[Exercise instructions] Look through the records, and whenever a line includes the word "this", copy it.
-------- The data --------
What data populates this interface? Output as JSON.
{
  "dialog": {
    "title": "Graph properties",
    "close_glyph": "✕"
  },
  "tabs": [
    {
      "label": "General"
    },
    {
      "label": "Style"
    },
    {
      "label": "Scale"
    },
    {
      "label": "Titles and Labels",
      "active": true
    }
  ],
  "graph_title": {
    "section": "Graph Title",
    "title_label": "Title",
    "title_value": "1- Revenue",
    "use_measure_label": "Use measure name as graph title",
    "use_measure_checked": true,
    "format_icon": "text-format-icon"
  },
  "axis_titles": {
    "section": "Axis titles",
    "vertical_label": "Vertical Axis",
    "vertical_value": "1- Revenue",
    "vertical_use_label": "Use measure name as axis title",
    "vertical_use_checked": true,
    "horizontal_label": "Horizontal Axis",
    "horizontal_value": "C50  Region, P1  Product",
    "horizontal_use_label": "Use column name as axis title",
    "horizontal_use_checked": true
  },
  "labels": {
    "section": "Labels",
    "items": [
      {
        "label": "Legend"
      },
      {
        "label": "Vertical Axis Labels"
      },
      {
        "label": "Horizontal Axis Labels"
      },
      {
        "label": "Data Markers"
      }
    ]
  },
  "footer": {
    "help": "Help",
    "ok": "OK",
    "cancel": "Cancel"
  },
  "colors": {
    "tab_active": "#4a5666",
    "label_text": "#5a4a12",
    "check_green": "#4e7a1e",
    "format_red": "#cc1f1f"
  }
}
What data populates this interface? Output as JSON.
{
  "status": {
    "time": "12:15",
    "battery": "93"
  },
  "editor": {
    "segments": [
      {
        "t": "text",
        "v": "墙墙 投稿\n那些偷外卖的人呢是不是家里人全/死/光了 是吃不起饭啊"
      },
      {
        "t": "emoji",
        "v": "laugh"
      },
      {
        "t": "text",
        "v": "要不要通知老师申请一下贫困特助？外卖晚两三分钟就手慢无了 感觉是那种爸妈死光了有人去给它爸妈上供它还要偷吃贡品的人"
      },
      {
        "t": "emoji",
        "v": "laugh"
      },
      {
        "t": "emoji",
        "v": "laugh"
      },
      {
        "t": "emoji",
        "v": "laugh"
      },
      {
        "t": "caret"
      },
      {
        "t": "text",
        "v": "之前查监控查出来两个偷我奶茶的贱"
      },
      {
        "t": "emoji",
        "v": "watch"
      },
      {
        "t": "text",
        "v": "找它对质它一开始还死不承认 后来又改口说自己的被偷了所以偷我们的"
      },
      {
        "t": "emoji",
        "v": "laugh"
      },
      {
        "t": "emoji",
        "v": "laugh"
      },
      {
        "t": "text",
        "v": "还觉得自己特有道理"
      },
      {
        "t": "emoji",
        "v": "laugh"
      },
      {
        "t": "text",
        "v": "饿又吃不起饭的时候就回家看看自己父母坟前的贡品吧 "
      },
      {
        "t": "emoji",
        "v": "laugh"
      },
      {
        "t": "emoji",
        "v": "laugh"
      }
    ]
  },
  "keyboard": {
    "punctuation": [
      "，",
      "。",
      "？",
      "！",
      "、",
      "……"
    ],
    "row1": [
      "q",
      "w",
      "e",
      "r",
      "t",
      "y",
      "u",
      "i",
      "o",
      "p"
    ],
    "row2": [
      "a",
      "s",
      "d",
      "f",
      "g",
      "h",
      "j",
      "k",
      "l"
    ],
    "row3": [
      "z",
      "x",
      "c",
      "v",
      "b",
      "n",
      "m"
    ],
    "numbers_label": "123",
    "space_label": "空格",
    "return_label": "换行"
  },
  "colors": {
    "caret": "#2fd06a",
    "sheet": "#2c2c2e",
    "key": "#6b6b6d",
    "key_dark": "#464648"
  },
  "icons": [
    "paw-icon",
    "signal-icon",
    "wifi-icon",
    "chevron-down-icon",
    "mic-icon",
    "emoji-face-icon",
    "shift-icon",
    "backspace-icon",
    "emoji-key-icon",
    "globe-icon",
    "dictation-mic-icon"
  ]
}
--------
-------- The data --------
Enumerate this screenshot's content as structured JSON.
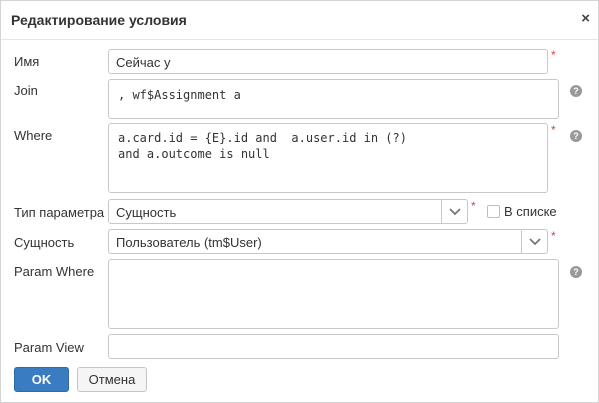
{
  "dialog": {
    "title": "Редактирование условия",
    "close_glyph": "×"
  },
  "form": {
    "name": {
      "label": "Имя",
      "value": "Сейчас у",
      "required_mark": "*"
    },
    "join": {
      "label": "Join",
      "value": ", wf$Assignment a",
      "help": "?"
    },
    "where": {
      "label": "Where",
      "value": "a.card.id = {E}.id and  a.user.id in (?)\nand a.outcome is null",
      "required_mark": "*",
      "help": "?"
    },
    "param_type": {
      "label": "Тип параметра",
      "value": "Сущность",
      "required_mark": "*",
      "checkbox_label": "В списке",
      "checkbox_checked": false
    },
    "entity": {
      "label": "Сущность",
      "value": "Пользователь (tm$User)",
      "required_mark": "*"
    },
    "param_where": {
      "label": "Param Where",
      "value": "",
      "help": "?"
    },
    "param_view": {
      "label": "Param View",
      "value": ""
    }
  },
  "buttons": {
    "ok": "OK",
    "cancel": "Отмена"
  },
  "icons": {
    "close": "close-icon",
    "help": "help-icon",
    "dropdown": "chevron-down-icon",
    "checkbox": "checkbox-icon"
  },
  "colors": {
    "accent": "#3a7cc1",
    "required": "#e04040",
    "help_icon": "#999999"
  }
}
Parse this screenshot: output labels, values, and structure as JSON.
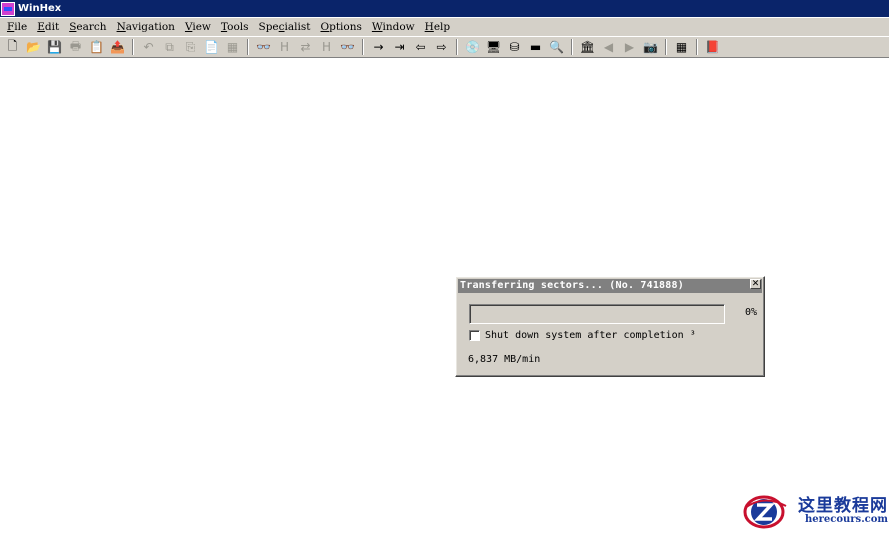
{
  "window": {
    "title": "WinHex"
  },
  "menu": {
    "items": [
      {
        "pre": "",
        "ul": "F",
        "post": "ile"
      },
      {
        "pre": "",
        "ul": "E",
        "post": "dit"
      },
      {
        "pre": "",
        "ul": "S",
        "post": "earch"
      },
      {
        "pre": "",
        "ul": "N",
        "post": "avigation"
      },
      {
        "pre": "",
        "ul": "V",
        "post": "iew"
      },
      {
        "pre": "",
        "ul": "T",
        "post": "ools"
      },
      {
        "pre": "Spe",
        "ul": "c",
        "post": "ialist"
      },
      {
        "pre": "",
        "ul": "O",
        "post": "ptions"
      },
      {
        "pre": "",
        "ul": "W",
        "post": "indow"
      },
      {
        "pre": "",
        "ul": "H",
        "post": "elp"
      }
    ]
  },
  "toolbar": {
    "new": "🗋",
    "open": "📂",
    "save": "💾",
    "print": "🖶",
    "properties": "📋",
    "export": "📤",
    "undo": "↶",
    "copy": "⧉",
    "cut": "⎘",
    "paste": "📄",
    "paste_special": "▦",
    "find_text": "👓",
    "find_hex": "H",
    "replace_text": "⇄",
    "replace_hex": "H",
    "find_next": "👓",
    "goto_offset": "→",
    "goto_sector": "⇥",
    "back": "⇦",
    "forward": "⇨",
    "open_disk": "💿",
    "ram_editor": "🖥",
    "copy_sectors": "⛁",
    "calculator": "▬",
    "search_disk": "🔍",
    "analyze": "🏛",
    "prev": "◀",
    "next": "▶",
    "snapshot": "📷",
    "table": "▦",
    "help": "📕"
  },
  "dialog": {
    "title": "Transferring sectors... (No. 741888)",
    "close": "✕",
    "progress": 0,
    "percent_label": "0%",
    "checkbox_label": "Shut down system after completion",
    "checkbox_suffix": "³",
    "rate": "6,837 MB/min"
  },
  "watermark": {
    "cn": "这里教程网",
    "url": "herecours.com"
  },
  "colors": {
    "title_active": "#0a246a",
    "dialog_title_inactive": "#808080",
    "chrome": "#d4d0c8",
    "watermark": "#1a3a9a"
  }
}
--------
[Written answer]
What data populates this interface? Output as JSON.
What data populates this interface? Output as JSON.
Enumerate this screenshot's content as structured JSON.
Parse this screenshot: output labels, values, and structure as JSON.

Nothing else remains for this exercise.